## DATA TO EXAMINE
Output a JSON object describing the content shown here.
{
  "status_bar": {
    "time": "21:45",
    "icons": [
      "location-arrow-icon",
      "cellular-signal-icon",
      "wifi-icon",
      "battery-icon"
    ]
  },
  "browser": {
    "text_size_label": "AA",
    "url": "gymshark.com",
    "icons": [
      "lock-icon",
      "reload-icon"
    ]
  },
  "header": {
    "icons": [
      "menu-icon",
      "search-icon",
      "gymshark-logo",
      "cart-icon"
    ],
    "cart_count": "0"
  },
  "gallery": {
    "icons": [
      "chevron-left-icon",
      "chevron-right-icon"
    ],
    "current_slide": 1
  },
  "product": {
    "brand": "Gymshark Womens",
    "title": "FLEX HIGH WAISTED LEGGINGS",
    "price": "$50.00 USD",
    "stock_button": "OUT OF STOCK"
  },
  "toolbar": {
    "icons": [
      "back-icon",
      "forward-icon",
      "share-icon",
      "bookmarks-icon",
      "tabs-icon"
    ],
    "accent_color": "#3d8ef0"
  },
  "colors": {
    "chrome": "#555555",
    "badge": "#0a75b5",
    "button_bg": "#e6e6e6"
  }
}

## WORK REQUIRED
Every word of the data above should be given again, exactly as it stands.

## SOLUTION TO THIS PROBLEM
Output a JSON object describing the content shown here.
{
  "status_bar": {
    "time": "21:45",
    "icons": [
      "location-arrow-icon",
      "cellular-signal-icon",
      "wifi-icon",
      "battery-icon"
    ]
  },
  "browser": {
    "text_size_label": "AA",
    "url": "gymshark.com",
    "icons": [
      "lock-icon",
      "reload-icon"
    ]
  },
  "header": {
    "icons": [
      "menu-icon",
      "search-icon",
      "gymshark-logo",
      "cart-icon"
    ],
    "cart_count": "0"
  },
  "gallery": {
    "icons": [
      "chevron-left-icon",
      "chevron-right-icon"
    ],
    "current_slide": 1
  },
  "product": {
    "brand": "Gymshark Womens",
    "title": "FLEX HIGH WAISTED LEGGINGS",
    "price": "$50.00 USD",
    "stock_button": "OUT OF STOCK"
  },
  "toolbar": {
    "icons": [
      "back-icon",
      "forward-icon",
      "share-icon",
      "bookmarks-icon",
      "tabs-icon"
    ],
    "accent_color": "#3d8ef0"
  },
  "colors": {
    "chrome": "#555555",
    "badge": "#0a75b5",
    "button_bg": "#e6e6e6"
  }
}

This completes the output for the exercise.